  • Get stressed about work and home
  • Have trouble sleeping
  • Sabotage your coworkers, so you can look good
  • Are constantly running and always behind

How does any of this make you happy?

The problem with the current success model is that the consequences are just an after-thought. In this model, it’s more important to look successful rather than to feel it. It’s exactly why your friends can feel envious of you while you feel miserable about your situation.

For you to be happy, success must start with the results that you want to get.

So we’re going to turn this on its head and get you a more functional success definition.

Ready?

REDEFINING SUCCESS EXERCISE

1. What are the results you want?

Wipe the slate clean of everything that you think success is suppose to be. Let’s start with what you do want. Dream big and think about what you’d love to have.

Do you want to…
  • Enjoy interacting with your kids when you get home from work?
  • Be healthy by going to the gym 3x/wk?
  • Cook healthy meals
  • Spend quality time with your friends and family?
  • Read Kayla a bedtime story before bed?
  • Have a great supportive environment at work with your coworkers and boss?
  • Work less than 40hrs/wk?

 
What about vacation, being financially secure, and knowing you have a job until you retire? Do you want a less stressful job, only work half-time, freedom to be creative, fast-paced or slow-paced work environment? Alone or in a team? Development or post-production?

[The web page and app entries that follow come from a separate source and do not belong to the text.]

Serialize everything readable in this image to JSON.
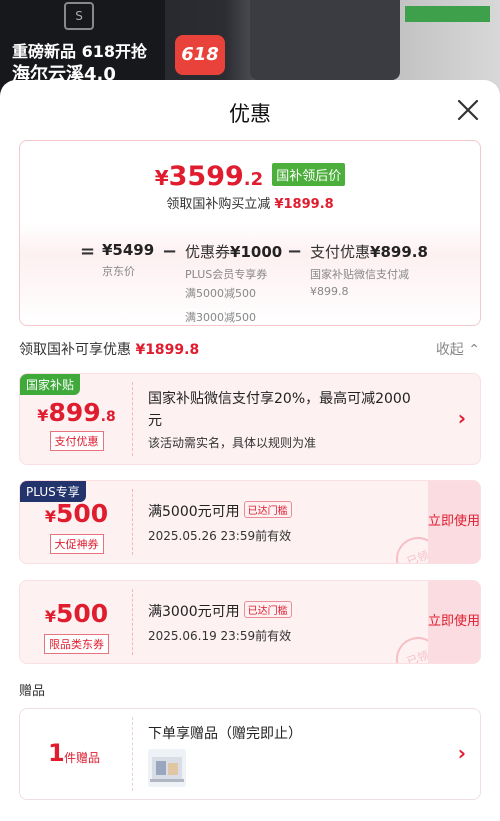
{
  "banner": {
    "logo_text": "S",
    "line1": "重磅新品 618开抢",
    "line2": "海尔云溪4.0",
    "badge": "618"
  },
  "sheet": {
    "title": "优惠"
  },
  "summary": {
    "price_yen": "¥",
    "price_int": "3599",
    "price_dec": ".2",
    "price_tag": "国补领后价",
    "sub_prefix": "领取国补购买立减",
    "sub_amount": "¥1899.8",
    "calc": {
      "eq": "=",
      "minus1": "−",
      "minus2": "−",
      "jd_value": "¥5499",
      "jd_label": "京东价",
      "coupon_label": "优惠券",
      "coupon_value": "¥1000",
      "coupon_sub": "PLUS会员专享券",
      "coupon_sub2": "满5000减500",
      "coupon_sub3": "满3000减500",
      "pay_label": "支付优惠",
      "pay_value": "¥899.8",
      "pay_sub": "国家补贴微信支付减",
      "pay_sub2": "¥899.8"
    }
  },
  "section": {
    "title_prefix": "领取国补可享优惠",
    "title_amount": "¥1899.8",
    "collapse": "收起"
  },
  "coupons": [
    {
      "badge": "国家补贴",
      "yen": "¥",
      "amount": "899",
      "dec": ".8",
      "label": "支付优惠",
      "line1": "国家补贴微信支付享20%，最高可减2000",
      "line1b": "元",
      "line2": "该活动需实名，具体以规则为准"
    },
    {
      "badge": "PLUS专享",
      "yen": "¥",
      "amount": "500",
      "label": "大促神券",
      "line1": "满5000元可用",
      "tag": "已达门槛",
      "line2": "2025.05.26 23:59前有效",
      "button": "立即使用",
      "stamp": "已领"
    },
    {
      "yen": "¥",
      "amount": "500",
      "label": "限品类东券",
      "line1": "满3000元可用",
      "tag": "已达门槛",
      "line2": "2025.06.19 23:59前有效",
      "button": "立即使用",
      "stamp": "已领"
    }
  ],
  "gift": {
    "head": "赠品",
    "count": "1",
    "count_label": "件赠品",
    "title": "下单享赠品（赠完即止）"
  },
  "colors": {
    "accent_red": "#e01c2f",
    "green": "#4caf3c",
    "plus_blue": "#23346c"
  }
}
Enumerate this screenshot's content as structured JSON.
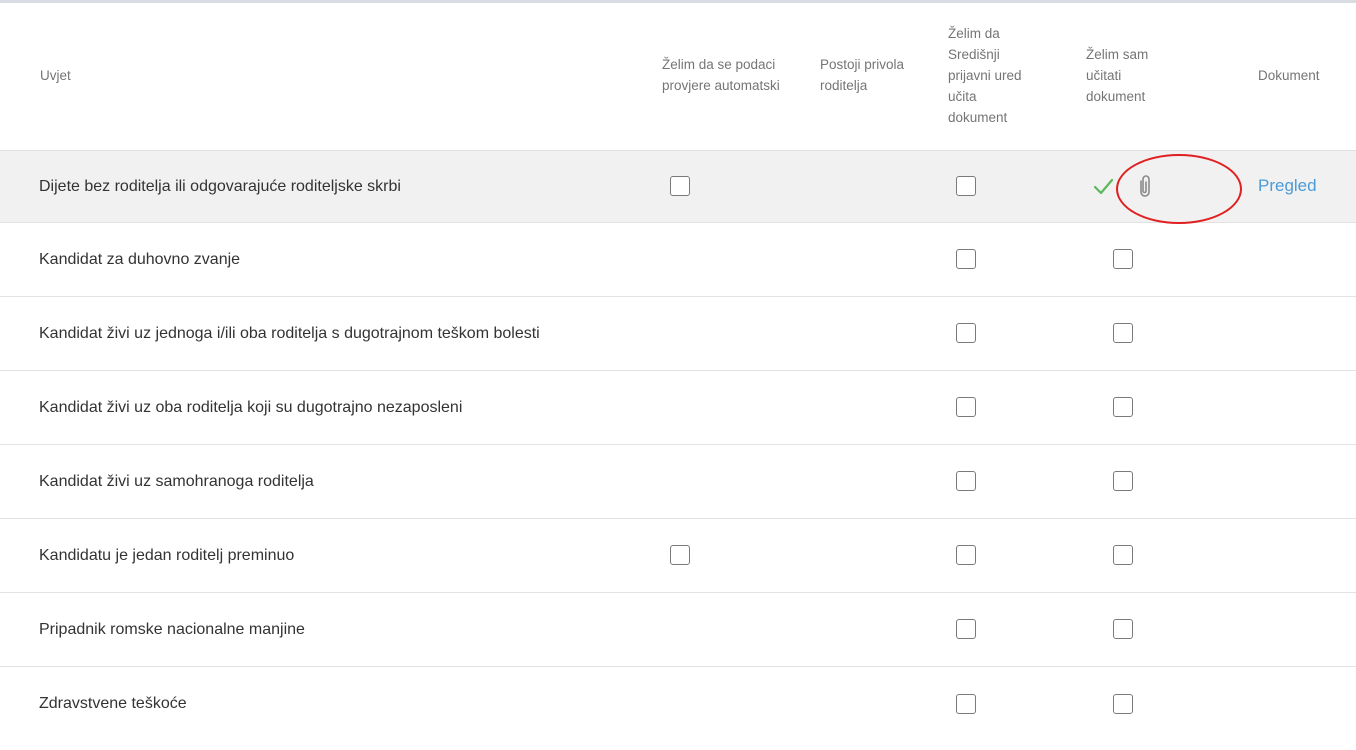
{
  "table": {
    "headers": {
      "condition": "Uvjet",
      "auto_check": "Želim da se podaci provjere automatski",
      "parent_consent": "Postoji privola roditelja",
      "office_upload": "Želim da Središnji prijavni ured učita dokument",
      "self_upload": "Želim sam učitati dokument",
      "document": "Dokument"
    },
    "rows": [
      {
        "label": "Dijete bez roditelja ili odgovarajuće roditeljske skrbi",
        "auto_check": true,
        "office_upload": true,
        "self_upload": "uploaded",
        "document_link": "Pregled"
      },
      {
        "label": "Kandidat za duhovno zvanje",
        "auto_check": false,
        "office_upload": true,
        "self_upload": "checkbox"
      },
      {
        "label": "Kandidat živi uz jednoga i/ili oba roditelja s dugotrajnom teškom bolesti",
        "auto_check": false,
        "office_upload": true,
        "self_upload": "checkbox"
      },
      {
        "label": "Kandidat živi uz oba roditelja koji su dugotrajno nezaposleni",
        "auto_check": false,
        "office_upload": true,
        "self_upload": "checkbox"
      },
      {
        "label": "Kandidat živi uz samohranoga roditelja",
        "auto_check": false,
        "office_upload": true,
        "self_upload": "checkbox"
      },
      {
        "label": "Kandidatu je jedan roditelj preminuo",
        "auto_check": true,
        "office_upload": true,
        "self_upload": "checkbox"
      },
      {
        "label": "Pripadnik romske nacionalne manjine",
        "auto_check": false,
        "office_upload": true,
        "self_upload": "checkbox"
      },
      {
        "label": "Zdravstvene teškoće",
        "auto_check": false,
        "office_upload": true,
        "self_upload": "checkbox"
      }
    ]
  },
  "icons": {
    "uploaded": "check-icon",
    "attachment": "paperclip-icon"
  },
  "colors": {
    "check": "#5cb85c",
    "link": "#4a9bd8",
    "annotation": "#e02020",
    "highlight_row": "#f1f1f1"
  }
}
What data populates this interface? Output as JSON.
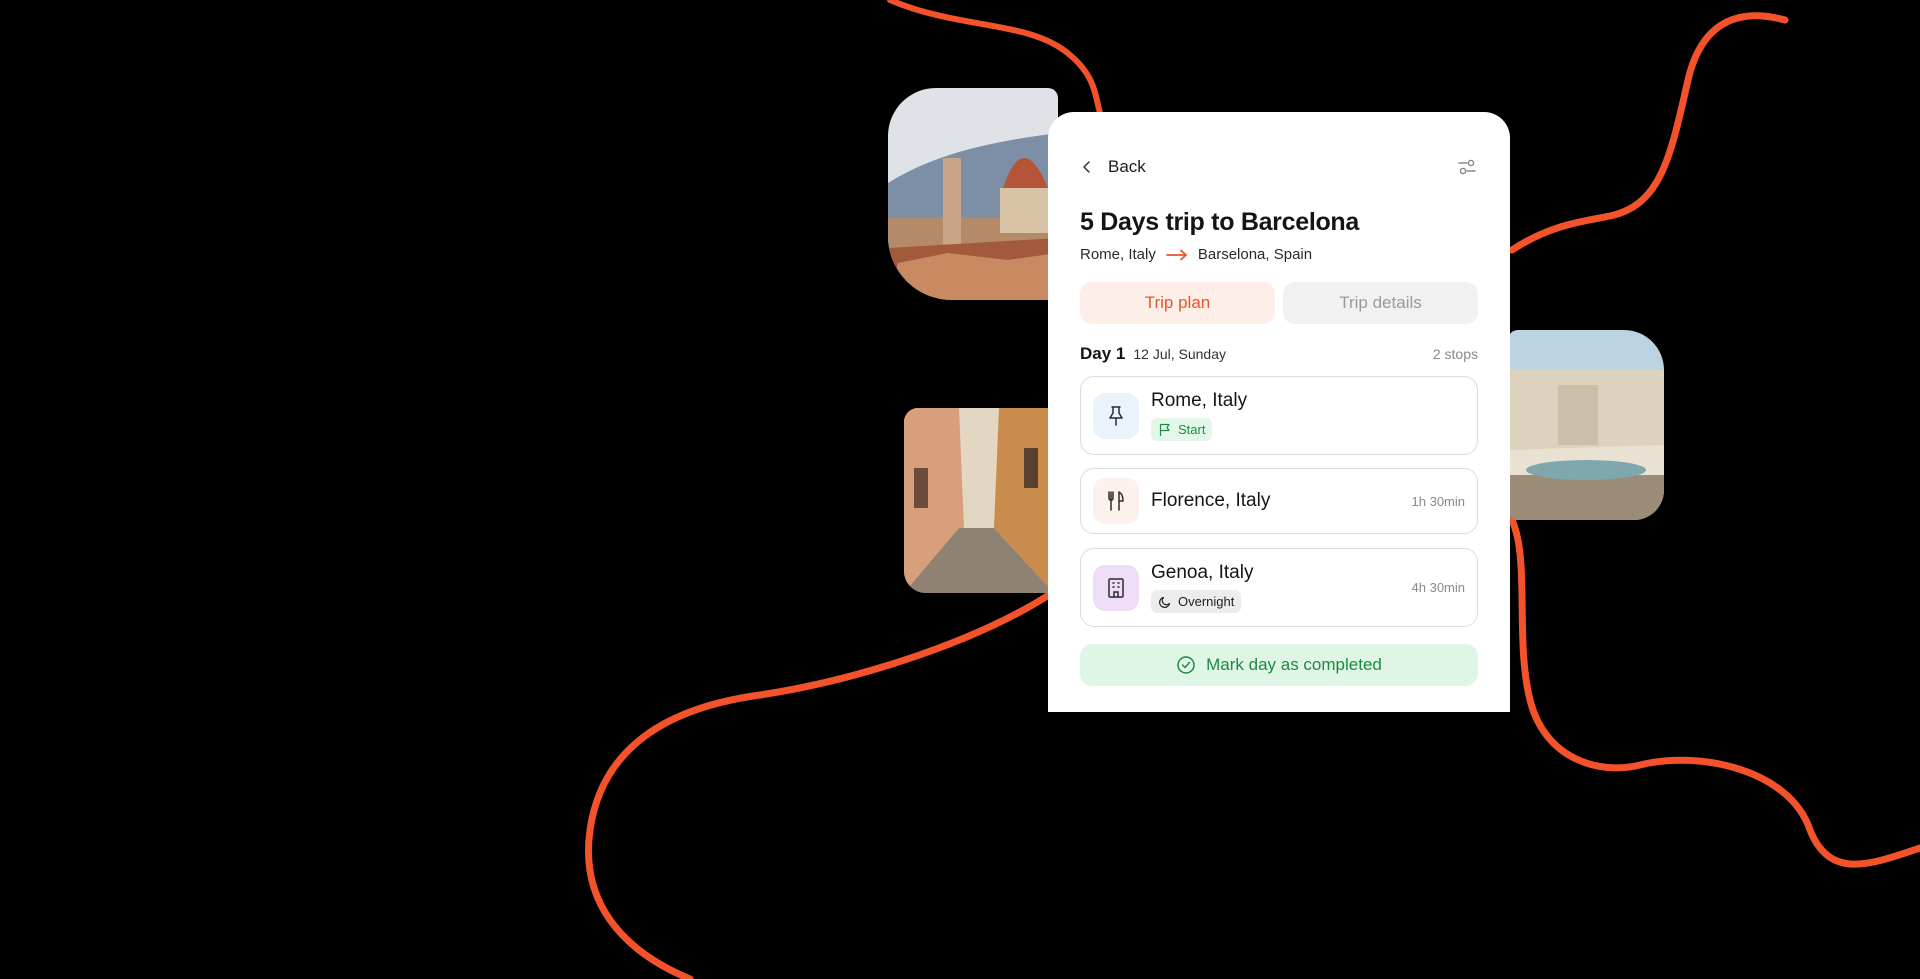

What do you really want for yourself, your family and your work life?

Do this. Seriously. Do it now.

This list will change over time so don’t stress about getting it ‘perfect’.

Got that? Good! On to the next step.

2. Make a new definition of success

Ha! Guess what? If you did the exercise above, then you’ve got a brand-new model of success. Turn it into a paragraph. Here’s a sample of what it might look like:

“Success means looking forward to interacting with my kids when I get home from work. It means taking care of my health by going to the gym 3x/wk and cooking some healthy meals. I want to connect with my friends and family and talk about more than just what’s going on with work. I want the energy to read Kayla a bedtime story before bed. Success means supporting my coworkers at work and getting support from my management. It means leaving work at work, so I can be home for my family…”

This paragraph is unique to you. No one else is going to have one just like it. You might find that there are statements you THINK you should have, but secretly don’t really want. Be a little selfish and only keep those statements that feel like a big ‘YES’. There’s a reason for this.
 

3. What can you do to get it?

You now have your own definition of success, and you can see how different it is from the old model.

As you focus on your new version, think about the things you’re doing and the habits you have that aren’t giving you the results you crave.

How can you change those?

Change is imminent because you now have a completely new direction to focus your energy on. And change change be hard which is why each part of your success definition needs to feel impactful to motivate you into action.

Here’s some examples of changes you might make:
  • Take an extra day off work once a week
  • Say ‘no’ when work tasks come your way
  • Let go of getting a raise/promotion
  • Go to a less stressful job
  • Stop bringing work home
  • Only work xx hours and no more
  • Go to the gym after work
  • Find other things to talk about besides work
  • Schedule your kids into your calendar.

 

4. Go Get it

Pick one thing out of your list and take action this week! Lay out what results you’ll get from this one thing. When you see why you’re making the change, you’re more apt to do it.

Go and have some fun with this. Remember, this isn’t a list of things you’re supposed to do. It’s a list of ideas that’ll help you take control of your situation so you can enjoy your work and your life a whole lot more. Experiment and enjoy!

 

Feature photo by Ben White on Unsplash
Photo by Pablo Heimplatz on Unsplash